The Seven Practices of a Manager-Yogi: Practice 4- Exploring Gnyaana
Young Krishnamurti (from the internet)
Yoga values direct perception and discovery above all other forms of gaining knowledge. In fact it holds mere intellectual knowledge (paandityam) in relatively low esteem. Examining the world one lives in and oneself to uncover more and more subtle and fundamental aspects of the experienced reality, is central to walking the path of the Yogi.
Yogacharya Krishnamacharya has said that the practice of aasana, praanaayaama and the behavioural precepts are the building blocks that enable a person to acquire a mind capable of insight. The practice of Dhyaana is then a process of directing such a mind towards sustained enquiry. In fact about a quarter of the Yoga Sutras define the various areas in which one focuses ones mind in order to gain extraordinary understanding and capability. These areas cover a broad range with astronomy at one end of the spectrum to physical prowess on the other end.
The objects of enquiry that one engages with impact and shape ones mind, therefore, Yoga advises the practitioner to choose carefully. Choose a something that touches your heart. Unless one loves the object of the enquiry and the process, one cannot sustain it. Once you make a choice persist with the enquiry. The enquiry is not meant to make one acquire skills, but to discover the more subtle and fundamental aspects that underlie the visible and gross aspects of the knowledge. An artist is not just a person with artistic talents. The person’s identity is defined by the word ‘artist’. A Gnyaani is one whose identity is defined by the depth and subtlety of the knowledge the person has internalized.
Now let us return to the mind map that you drew while we were examining the idea of Dharma. Ask your self how interested and inquisitive are you about the critical elements of your world? Which are the areas you pursue with passion? Are you satisfied with merely ‘selling your skills’?
When you invest in such enquiry, the benefits that will accrue to you and to the systems you are part of are obvious. A Gyaani provides the most important inputs to any groups’ functioning. A great cook who understands the relationship between food and the body is an invaluable asset to the family. All business is built upon scientific and technological excellence.
What comes in the way of valuing ones curiosity? Children are extremely curious, so one has to ask oneself “where have I lost my curiosity and child like sense of wonderment?” Perhaps the single most critical factor is schooling. Most teachers do not display a passion for their subject, getting grades and becoming employable seems to be the unstated intent. The other factor that is much debated these days is the part played by the Internet. Information is available at the tips of ones fingers, but it arrives there not through ones heart and mind but through the ‘cloud’. However, I think the Internet could also be a great facilitator for one who really seeks good information. Dr. Terry Wahls (TEDx Iowa City) in her talk says that she cured herself of a life threatening disease by using the web to research the composition of food.

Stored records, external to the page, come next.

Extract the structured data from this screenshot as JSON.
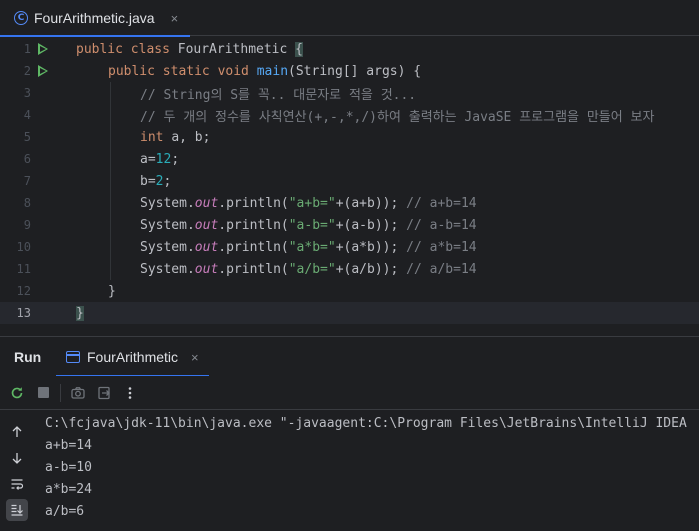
{
  "tab": {
    "icon": "java-class-icon",
    "label": "FourArithmetic.java",
    "close": "×"
  },
  "code_lines": [
    {
      "num": "1",
      "run": true,
      "indent": 0,
      "tokens": [
        {
          "t": "kw",
          "v": "public class "
        },
        {
          "t": "txt",
          "v": "FourArithmetic "
        },
        {
          "t": "brace",
          "v": "{"
        }
      ]
    },
    {
      "num": "2",
      "run": true,
      "indent": 1,
      "tokens": [
        {
          "t": "kw",
          "v": "public static void "
        },
        {
          "t": "fn",
          "v": "main"
        },
        {
          "t": "txt",
          "v": "(String[] args) {"
        }
      ]
    },
    {
      "num": "3",
      "run": false,
      "indent": 2,
      "tokens": [
        {
          "t": "cm",
          "v": "// String의 S를 꼭.. 대문자로 적을 것..."
        }
      ]
    },
    {
      "num": "4",
      "run": false,
      "indent": 2,
      "tokens": [
        {
          "t": "cm",
          "v": "// 두 개의 정수를 사칙연산(+,-,*,/)하여 출력하는 JavaSE 프로그램을 만들어 보자"
        }
      ]
    },
    {
      "num": "5",
      "run": false,
      "indent": 2,
      "tokens": [
        {
          "t": "kw",
          "v": "int "
        },
        {
          "t": "txt",
          "v": "a, b;"
        }
      ]
    },
    {
      "num": "6",
      "run": false,
      "indent": 2,
      "tokens": [
        {
          "t": "txt",
          "v": "a="
        },
        {
          "t": "num",
          "v": "12"
        },
        {
          "t": "txt",
          "v": ";"
        }
      ]
    },
    {
      "num": "7",
      "run": false,
      "indent": 2,
      "tokens": [
        {
          "t": "txt",
          "v": "b="
        },
        {
          "t": "num",
          "v": "2"
        },
        {
          "t": "txt",
          "v": ";"
        }
      ]
    },
    {
      "num": "8",
      "run": false,
      "indent": 2,
      "tokens": [
        {
          "t": "txt",
          "v": "System."
        },
        {
          "t": "st",
          "v": "out"
        },
        {
          "t": "txt",
          "v": ".println("
        },
        {
          "t": "str",
          "v": "\"a+b=\""
        },
        {
          "t": "txt",
          "v": "+(a+b)); "
        },
        {
          "t": "cm",
          "v": "// a+b=14"
        }
      ]
    },
    {
      "num": "9",
      "run": false,
      "indent": 2,
      "tokens": [
        {
          "t": "txt",
          "v": "System."
        },
        {
          "t": "st",
          "v": "out"
        },
        {
          "t": "txt",
          "v": ".println("
        },
        {
          "t": "str",
          "v": "\"a-b=\""
        },
        {
          "t": "txt",
          "v": "+(a-b)); "
        },
        {
          "t": "cm",
          "v": "// a-b=14"
        }
      ]
    },
    {
      "num": "10",
      "run": false,
      "indent": 2,
      "tokens": [
        {
          "t": "txt",
          "v": "System."
        },
        {
          "t": "st",
          "v": "out"
        },
        {
          "t": "txt",
          "v": ".println("
        },
        {
          "t": "str",
          "v": "\"a*b=\""
        },
        {
          "t": "txt",
          "v": "+(a*b)); "
        },
        {
          "t": "cm",
          "v": "// a*b=14"
        }
      ]
    },
    {
      "num": "11",
      "run": false,
      "indent": 2,
      "tokens": [
        {
          "t": "txt",
          "v": "System."
        },
        {
          "t": "st",
          "v": "out"
        },
        {
          "t": "txt",
          "v": ".println("
        },
        {
          "t": "str",
          "v": "\"a/b=\""
        },
        {
          "t": "txt",
          "v": "+(a/b)); "
        },
        {
          "t": "cm",
          "v": "// a/b=14"
        }
      ]
    },
    {
      "num": "12",
      "run": false,
      "indent": 1,
      "tokens": [
        {
          "t": "txt",
          "v": "}"
        }
      ]
    },
    {
      "num": "13",
      "run": false,
      "indent": 0,
      "current": true,
      "tokens": [
        {
          "t": "brace",
          "v": "}"
        }
      ]
    }
  ],
  "run_panel": {
    "title": "Run",
    "tab_label": "FourArithmetic",
    "tab_close": "×",
    "toolbar": [
      "rerun-icon",
      "stop-icon",
      "camera-icon",
      "exit-icon",
      "more-icon"
    ],
    "side_tools": [
      "arrow-up-icon",
      "arrow-down-icon",
      "soft-wrap-icon",
      "scroll-to-end-icon"
    ],
    "console_lines": [
      "C:\\fcjava\\jdk-11\\bin\\java.exe \"-javaagent:C:\\Program Files\\JetBrains\\IntelliJ IDEA",
      "a+b=14",
      "a-b=10",
      "a*b=24",
      "a/b=6"
    ]
  },
  "colors": {
    "background": "#1e1f22",
    "keyword": "#cf8e6d",
    "function": "#56a8f5",
    "comment": "#7a7e85",
    "string": "#6aab73",
    "number": "#2aacb8",
    "static_field": "#c77dbb",
    "accent": "#3574f0",
    "run_green": "#5fb865"
  }
}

Gnyaana : Songs of discovery and love arise from the anaahata chakra
Value: I value learning and knowledge
Behaviour: I question things and enquire deeply, I engage in dialogue with learned people
Introspection: Am I asking ‘what, why and how’ with a passion to learn